Chicago blues was heavily influenced by the Mississippi bluesmen who traveled to Chicago in the early 1940s. The development of blues up to the Chicago variety arguably progressed from country blues, to city blues, to urban blues. Chicago blues is based on the sound of the electric guitar and the harmonica, with the harmonica played through a PA system or guitar amplifier and both heavily amplified, often to the point of distortion. It also features a rhythm section of drums and bass (double bass at first, then bass guitar) with piano, depending on the song or performer.
The first blues clubs in Chicago were mostly in predominantly black neighborhoods on the South Side, with a few in the smaller black neighborhoods on the West Side. New trends in technology, chaotic streets, and bar bands adding drums to an electric mix gave birth to a new club culture. One of the most famous clubs was Ruby Lee Gatewood’s Tavern, known by patrons as “The Gates.” During the 1930s, virtually every big-name artist played there.1
What drove the blues to international influence was the promotion of record companies such as Paramount Records, RCA Victor, and Columbia Records.2
Through such record companies, Chicago blues became a commercial enterprise. The new style of music eventually reached Europe and the United Kingdom. In the 1960s, young British musicians were highly influenced by Chicago blues, resulting in the British blues movement.
Talents like Tampa Red (Hudson Whittaker), Big Bill Broonzy, and Memphis Minnie (Lizzie Douglas) were among the first generation of Chicago blues artists. They paved the way for newcomers like Muddy Waters (McKinley Morganfield), Howlin’ Wolf (Chester Arthur Burnett), Marion “Little Walter” Jacobs, and the great bassist and songwriter, Willie Dixon, and often lent them valuable support.
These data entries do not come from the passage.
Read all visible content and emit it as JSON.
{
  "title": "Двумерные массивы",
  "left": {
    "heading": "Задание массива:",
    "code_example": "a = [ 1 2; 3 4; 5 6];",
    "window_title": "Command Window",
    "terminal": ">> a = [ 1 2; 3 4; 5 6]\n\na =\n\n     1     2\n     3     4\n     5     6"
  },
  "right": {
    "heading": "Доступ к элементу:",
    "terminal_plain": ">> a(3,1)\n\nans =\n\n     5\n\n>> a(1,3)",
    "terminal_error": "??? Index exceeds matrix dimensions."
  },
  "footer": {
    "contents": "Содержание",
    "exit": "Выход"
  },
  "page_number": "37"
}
During the decade of the 1950s, Chicago blues ruled the R & B charts, and the style has heavily influenced soul, R & B, and rock music to this day.
Subsequent generations of Chicago blues artists such as Buddy Guy, Frank “Son” Seals, and Lonnie Brooks have incorporated significant influences from rock and roll music, while other contemporary artists such as Nick Moss and Carey Bell adhere to an older Chicago blues tradition.
1. Rowe, Mike, Chicago Blues: The City and the Music (London: Da Capo Press, 1973), 40–49.
2. Oakley, Giles, The Devil’s Music: A History of the Blues (New York: Taplinger, 1976), 172